Preventing Influenza A in the Body of Christ

By Corey Miller
 
The flu seems to have been the most popular gift exchanged this Christmas in Auburn. Congrats if you had a flu-free holiday this year, your home is in an elite class. We cancelled our planned trip to see my family in South Dakota because of the flu. It gave me some extra reading time.
 
Did you happen to read January’s Christian Standard magazine? We buy several dozen subscriptions and have them available at the back of the church. This month the Standard addressed Church Health. If you haven’t read it, please consider going to www.christianstandard.com and reading the free articles they posted online. Below you will find a redacted article of one retired minister’s definition of a healthy church. Maybe we could use his ideas as preventative measures to protect the body of Christ in Auburn from some of the viruses infecting churches today.
 
Is your church healthy? Can you invite new neighbors to attend your church with total confidence they will find a healthy environment? Will involvement in your congregation promote healthy spiritual growth in children and teenagers? How about single adults of all ages? Young couples and families? People nearing the end of life’s journey? As strangers park their cars and begin to walk toward the unfamiliar territory of your place of worship, what will they feel? Joy and love? Excitement and unity? Will they be uneasy, not knowing where to go or what to do? 
 
A healthy church values the call to ministry (Romans 10:1, 9-18)—Have you seen any beautiful feet lately? What is your congregation’s attitude toward the ministry? Do you appreciate that your minister is called of God? Or is your minister a “hireling” paid to get things done, but never really respected or included as part of the family? Is your minister’s greatest effort directed at taking care of the flock as a pastor (paid elder), or is your minister’s concentration devoted to winning people to faith in Christ?
 
A healthy church relies on The Book (2 Timothy 3:14-17)—If the Bible is truly our only source of authority for faith and practice, we need to learn it and apply it.
 
A healthy church promotes loving relationships—God calls his people to promote strong relationships that make for a healthy home, healthy church, and a healthy life. Remember Ephesians 4:2 and Galatians 6:2.
 
A healthy church keeps the main thing, the main thing—God requires a healthy church to focus all energy on the supremacy of Christ.
 
A healthy church is united (John 17:20, 23)—When Jesus prayed for future generations…he prayed that his people would be one, united so that the world would believe in him. 
 
A healthy church makes every effort to keep the unity of the Spirit in the bond of peace. Disunity within a congregation…destroys the effectiveness of the gospel and renders the cross pointless.
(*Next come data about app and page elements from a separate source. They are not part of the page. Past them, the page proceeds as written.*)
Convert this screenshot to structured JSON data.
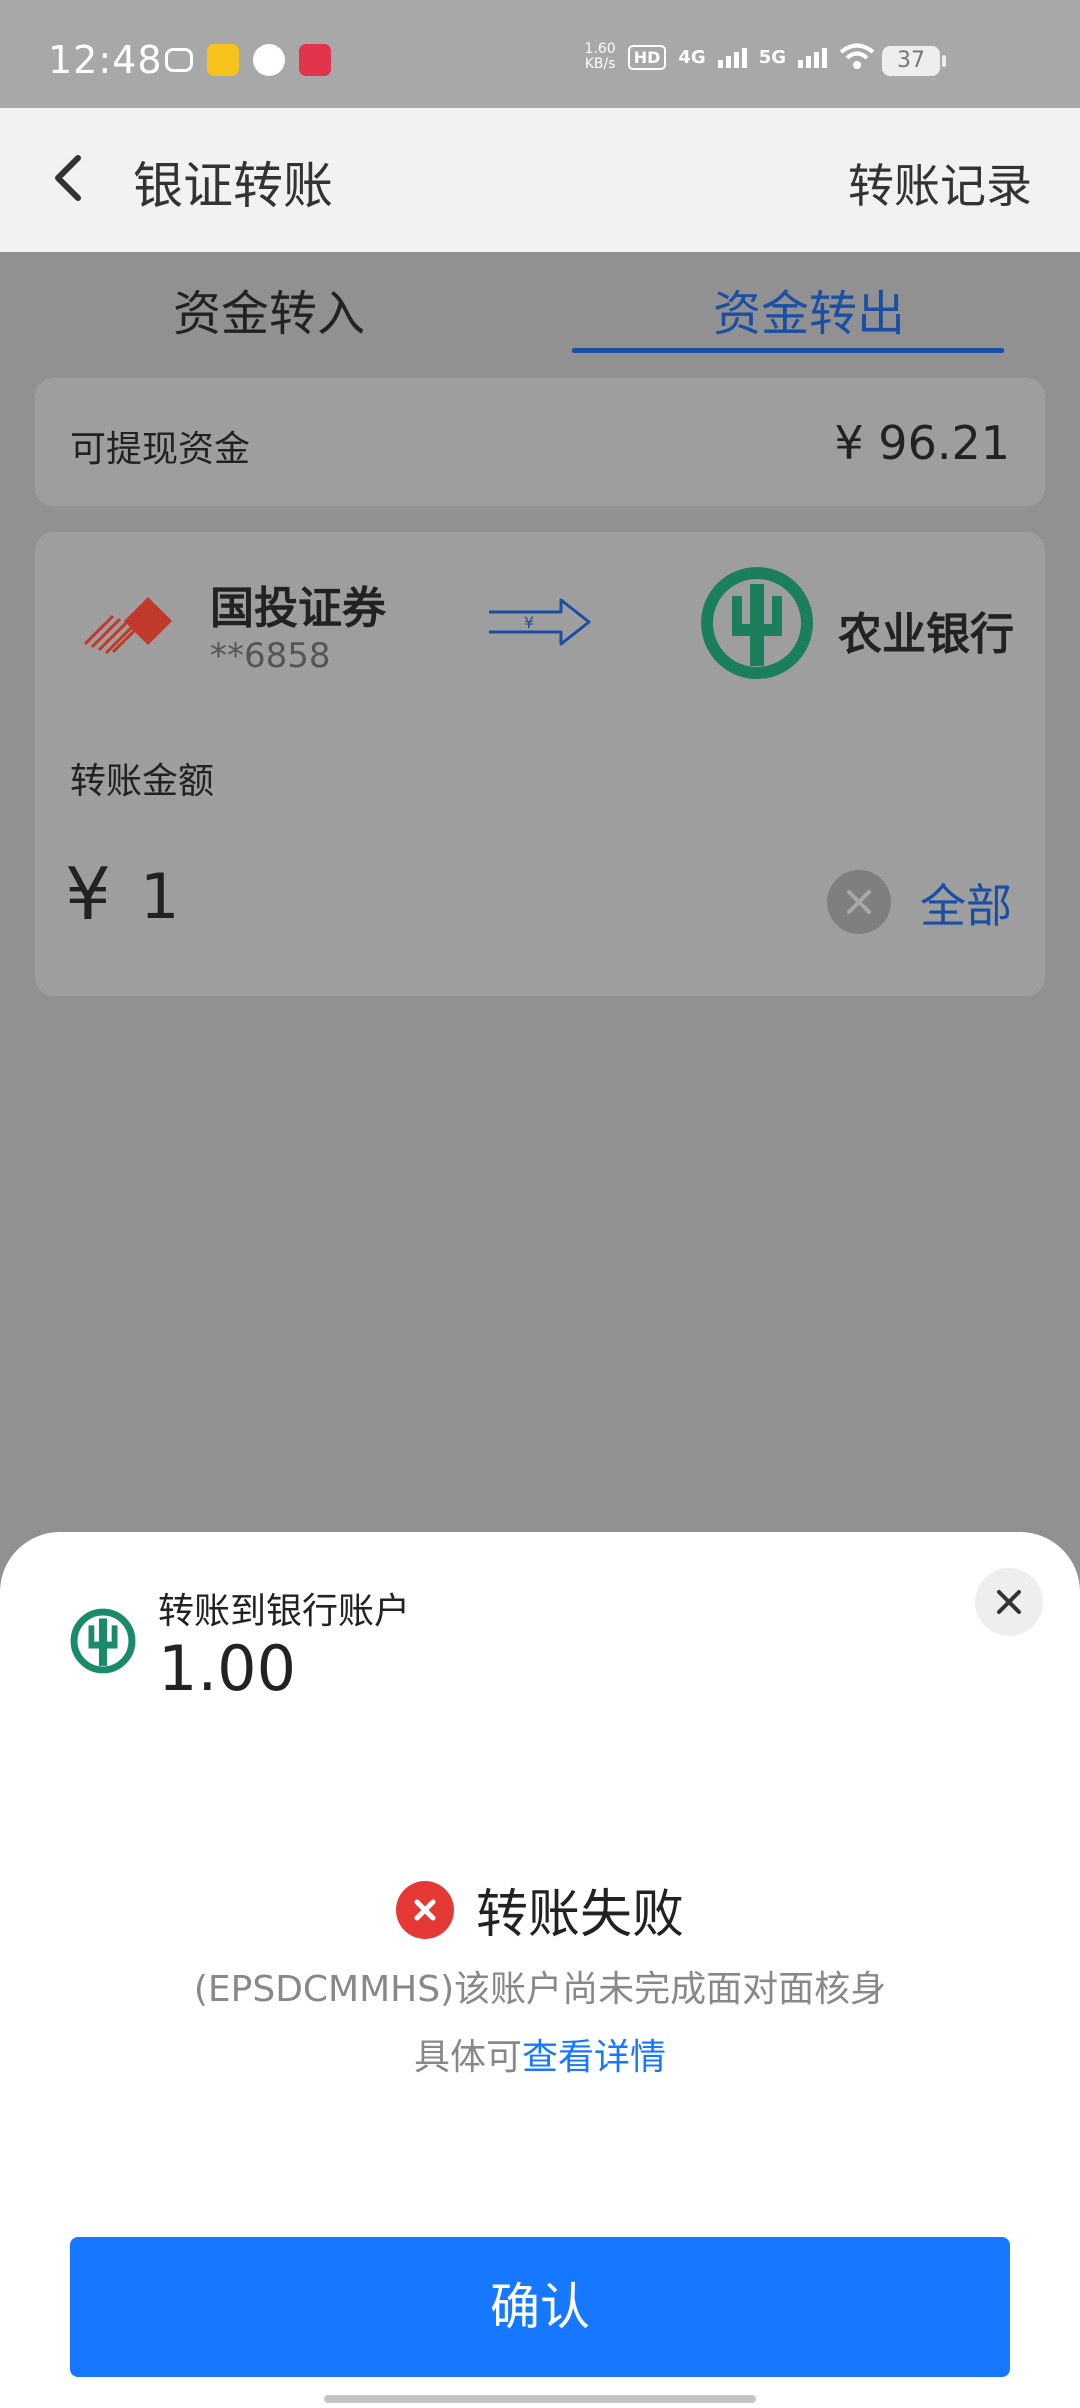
{
  "status_bar": {
    "time": "12:48",
    "speed_top": "1.60",
    "speed_bottom": "KB/s",
    "hd": "HD",
    "net1": "4G",
    "net2": "5G",
    "battery": "37"
  },
  "header": {
    "title": "银证转账",
    "records_label": "转账记录"
  },
  "tabs": [
    {
      "label": "资金转入",
      "active": false
    },
    {
      "label": "资金转出",
      "active": true
    }
  ],
  "balance": {
    "label": "可提现资金",
    "value": "¥ 96.21"
  },
  "transfer": {
    "from_name": "国投证券",
    "from_account": "**6858",
    "arrow_symbol": "¥",
    "to_name": "农业银行",
    "amount_label": "转账金额",
    "currency_symbol": "¥",
    "amount": "1",
    "all_label": "全部"
  },
  "result_sheet": {
    "label": "转账到银行账户",
    "amount": "1.00",
    "status_title": "转账失败",
    "message": "(EPSDCMMHS)该账户尚未完成面对面核身",
    "detail_prefix": "具体可",
    "detail_link": "查看详情",
    "confirm_label": "确认"
  },
  "colors": {
    "accent": "#1677ff",
    "tab_active": "#1a4fa3",
    "error": "#e53935",
    "bank_green": "#1a7f5a",
    "securities_red": "#c0392b"
  }
}
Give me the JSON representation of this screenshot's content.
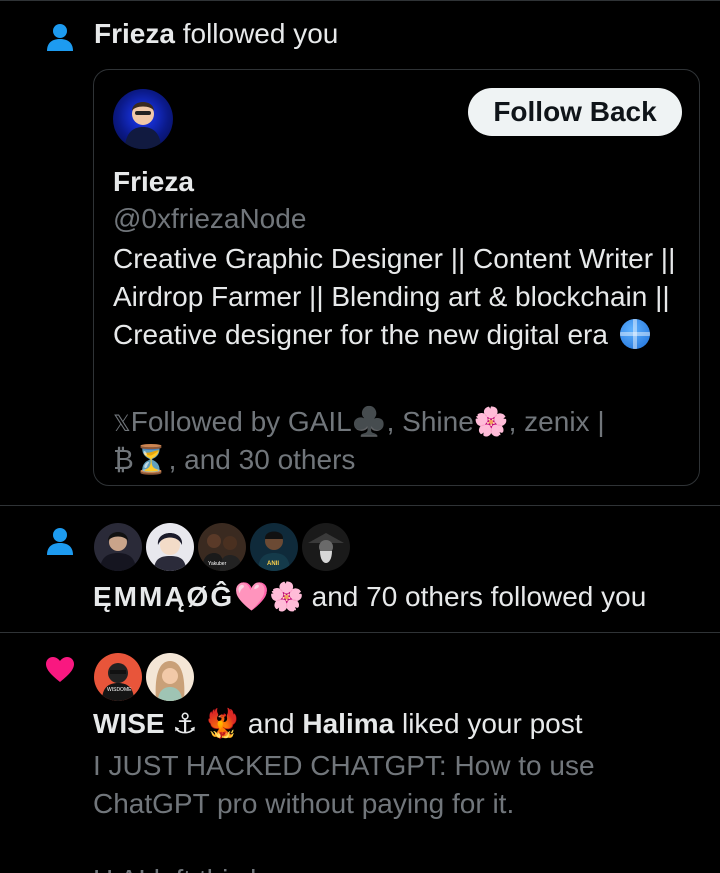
{
  "notifications": {
    "follow1": {
      "user": "Frieza",
      "action": "followed you",
      "card": {
        "follow_button": "Follow Back",
        "name": "Frieza",
        "handle": "@0xfriezaNode",
        "bio": "Creative Graphic Designer || Content Writer ||  Airdrop Farmer || Blending art & blockchain || Creative designer for the new digital era",
        "followed_by": "Followed by GAIL♣️, Shine🌸, zenix | ₿⏳, and 30 others"
      }
    },
    "follow2": {
      "names": "ĘMMĄØĜ",
      "emoji": "🩷🌸",
      "action": "and 70 others followed you",
      "avatar_labels": [
        "Yakuber",
        "ANII"
      ]
    },
    "like": {
      "user1": "WISE ⚓ 🐦‍🔥",
      "middle": "and",
      "user2": "Halima",
      "action": "liked your post",
      "post_line1": "I JUST HACKED CHATGPT: How to use ChatGPT pro without paying for it.",
      "post_line2": "H                          AI left this l",
      "avatar_label": "WISDOME"
    }
  },
  "colors": {
    "background": "#000000",
    "divider": "#2f3336",
    "text_primary": "#e7e9ea",
    "text_secondary": "#71767b",
    "person_icon": "#1d9bf0",
    "heart_icon": "#f91880",
    "button_bg": "#eff3f4"
  }
}
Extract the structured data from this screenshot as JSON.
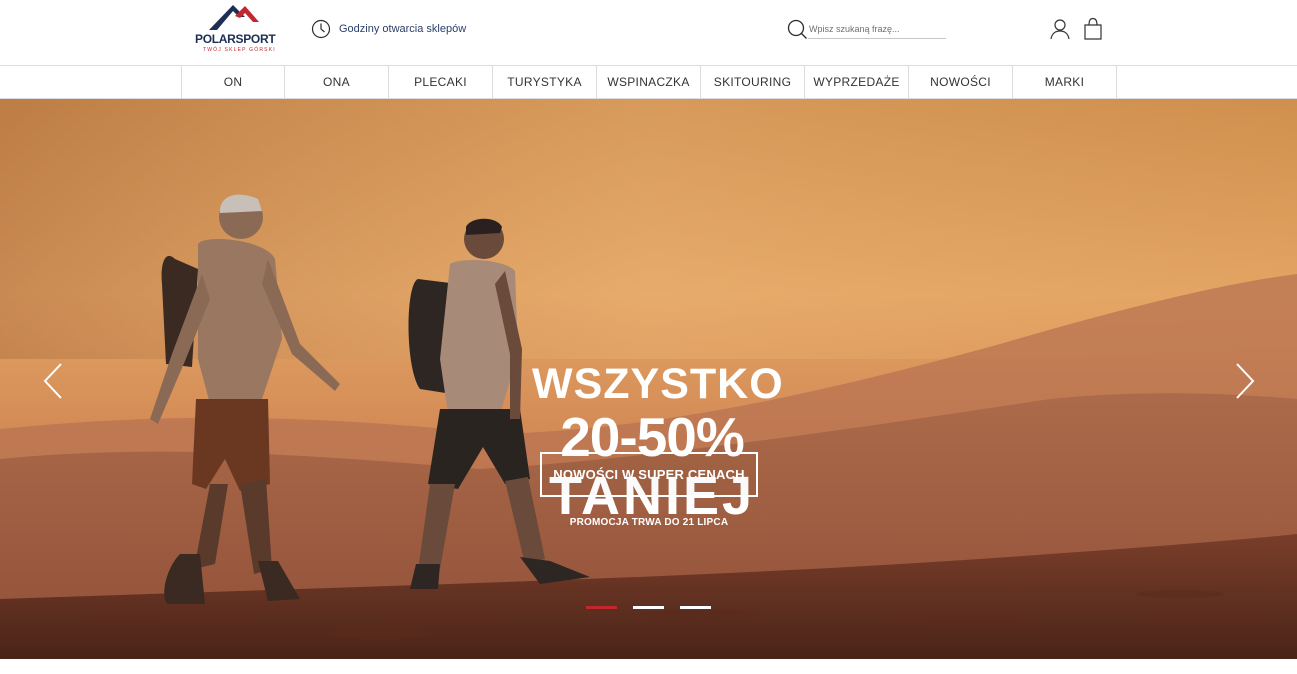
{
  "brand": {
    "name_part1": "POLAR",
    "name_part2": "SPORT",
    "tagline": "TWÓJ SKLEP GÓRSKI",
    "colors": {
      "navy": "#1d2f55",
      "red": "#c4262e"
    }
  },
  "header": {
    "hours_label": "Godziny otwarcia sklepów",
    "hours_icon": "clock-icon",
    "search_placeholder": "Wpisz szukaną frazę...",
    "search_icon": "search-icon",
    "account_icon": "user-icon",
    "cart_icon": "shopping-bag-icon"
  },
  "nav": {
    "items": [
      "ON",
      "ONA",
      "PLECAKI",
      "TURYSTYKA",
      "WSPINACZKA",
      "SKITOURING",
      "WYPRZEDAŻE",
      "NOWOŚCI",
      "MARKI"
    ]
  },
  "hero": {
    "headline_1": "WSZYSTKO",
    "headline_2": "20-50%",
    "headline_3": "TANIEJ",
    "cta_label": "NOWOŚCI W SUPER CENACH",
    "promo_text": "PROMOCJA TRWA DO 21 LIPCA",
    "prev_icon": "chevron-left-icon",
    "next_icon": "chevron-right-icon",
    "slides_total": 3,
    "active_slide": 1,
    "active_dot_color": "#c4262e"
  }
}
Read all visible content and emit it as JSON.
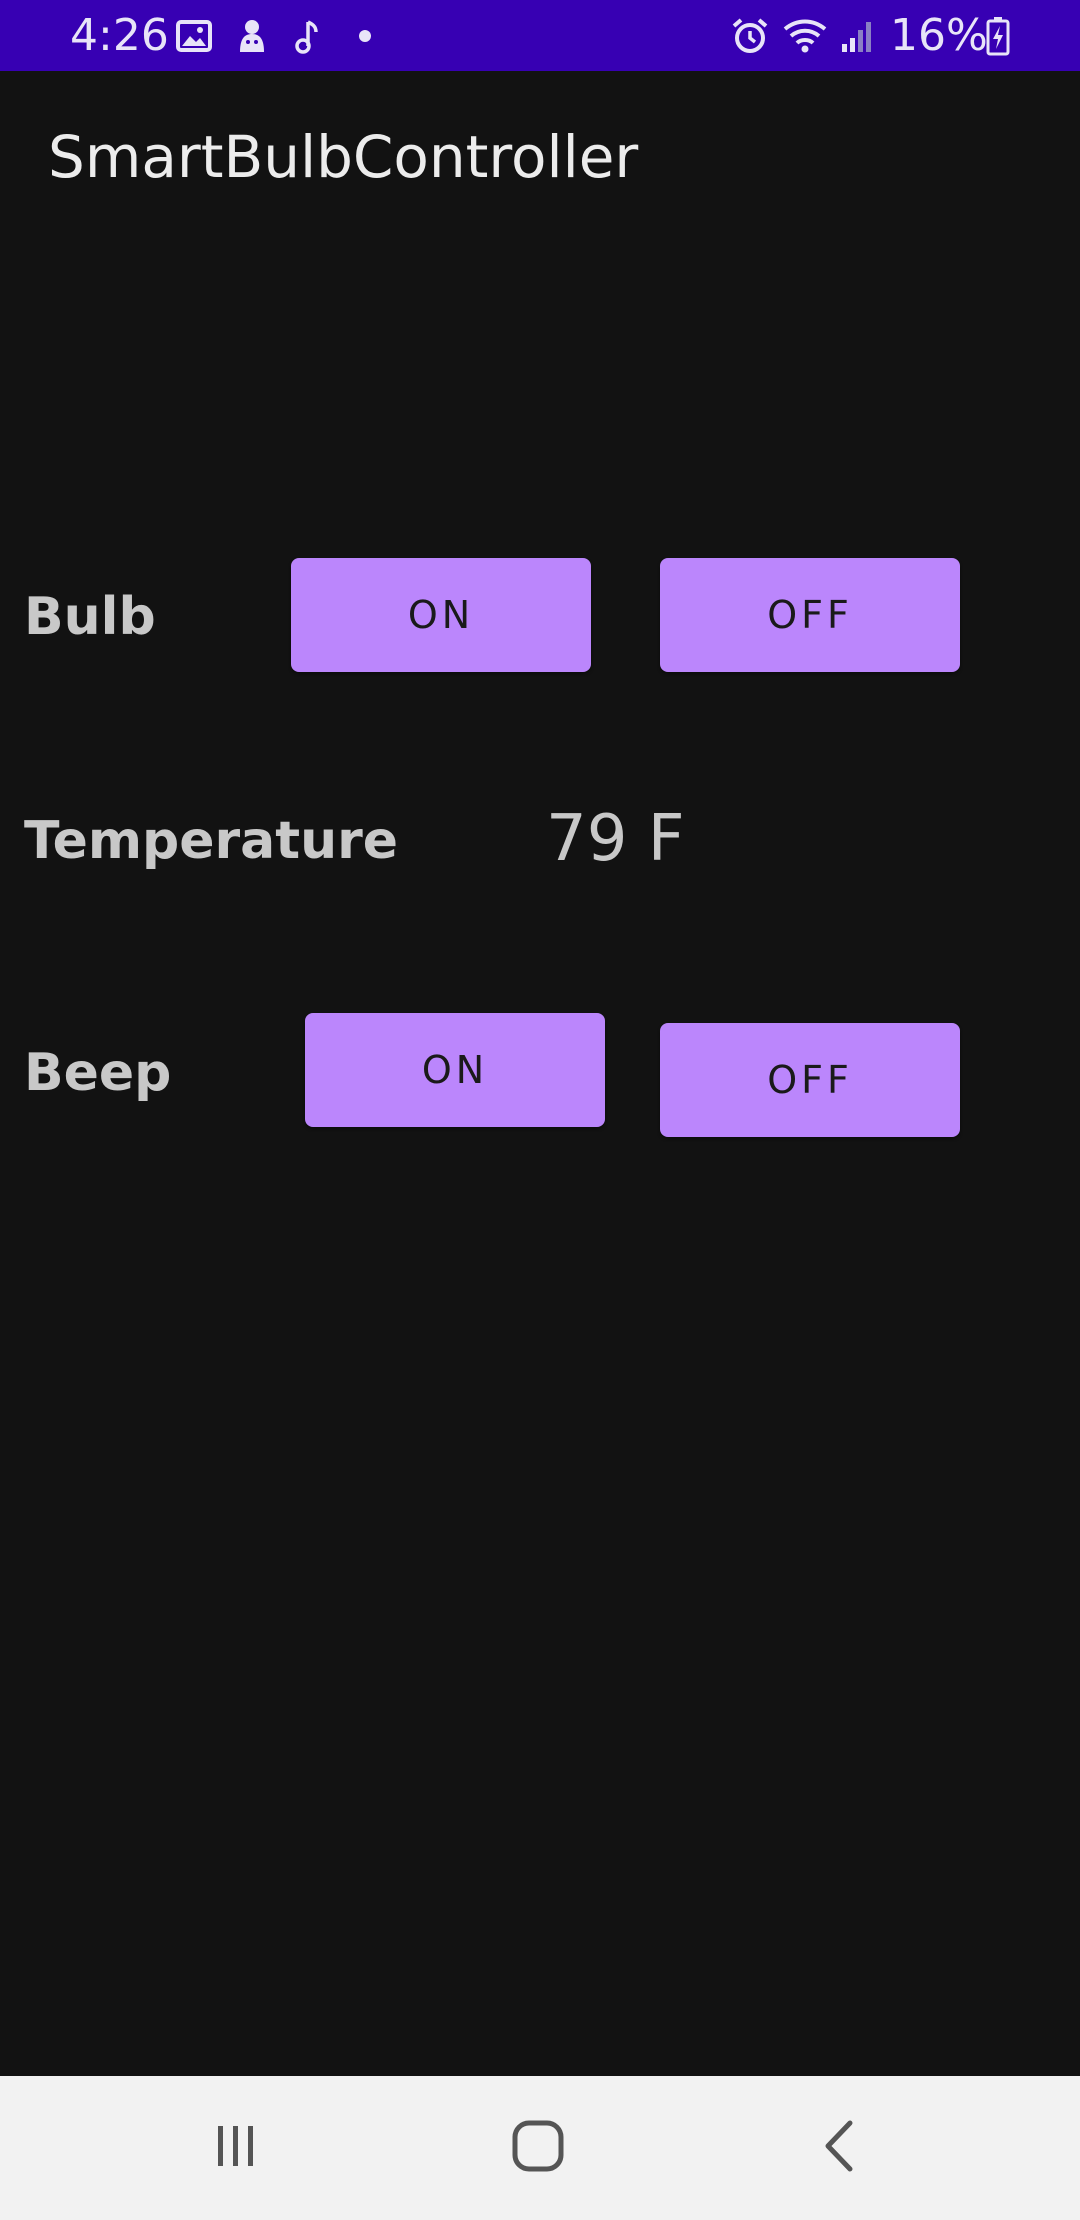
{
  "status_bar": {
    "time": "4:26",
    "battery": "16%",
    "color": "#3700b3",
    "left_icons": [
      "image-icon",
      "ghost-icon",
      "music-note-icon",
      "dot-icon"
    ],
    "right_icons": [
      "alarm-icon",
      "wifi-icon",
      "signal-icon",
      "battery-charging-icon"
    ]
  },
  "app": {
    "title": "SmartBulbController"
  },
  "bulb": {
    "label": "Bulb",
    "on_label": "ON",
    "off_label": "OFF"
  },
  "temperature": {
    "label": "Temperature",
    "value": "79 F"
  },
  "beep": {
    "label": "Beep",
    "on_label": "ON",
    "off_label": "OFF"
  },
  "colors": {
    "background": "#121212",
    "button": "#bb86fc",
    "nav_bar": "#f2f2f2"
  },
  "nav_bar": {
    "icons": [
      "recent-apps-icon",
      "home-icon",
      "back-icon"
    ]
  }
}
The emphasis on unity requires that each congregation be known as an “amazing grace place.” Let us receive God’s grace humbly, then extend it to others as channels of his grace.
 
A healthy church knows God’s plan of salvation—His plan comes in two pieces: God’s action, and our reaction to God’s action. Our reaction to the Christ event requires our decision to put faith in him, and it requires us to act upon that faith through repentance, confession of faith, and obedient baptism from which we rise to walk in a new life. 
 
A healthy church offers authentic worship (John 4:19-24)— The Father seeks worshippers who worship authentically, in Spirit and in truth. 
 
Is the worship experience a thinly veiled entertainment event? When people leave, do they leave saying, “My! What a great Savior!” 
 
A healthy church keeps in step with the Holy Spirit (John 14:15-21; Romans 8:9-11)—Let us not hesitate to teach the Holy Spirit and to seek his presence in all events and decisions. 
 
A healthy church comes to the table (1 Corinthians 11:23-34)—An unhealthy church avoids mention of the blood of Christ. 
 
A healthy church makes prayer a priority (Luke 11:1-13)— What is the content of public prayer? In the private, closeted prayers of your homes, how balanced is your prayer life? 
 
What did I learn about good health in the church? Every church wants health; yet, it’s an ongoing effort, a process for all of the people, a goal for every leader and every Christian to pursue.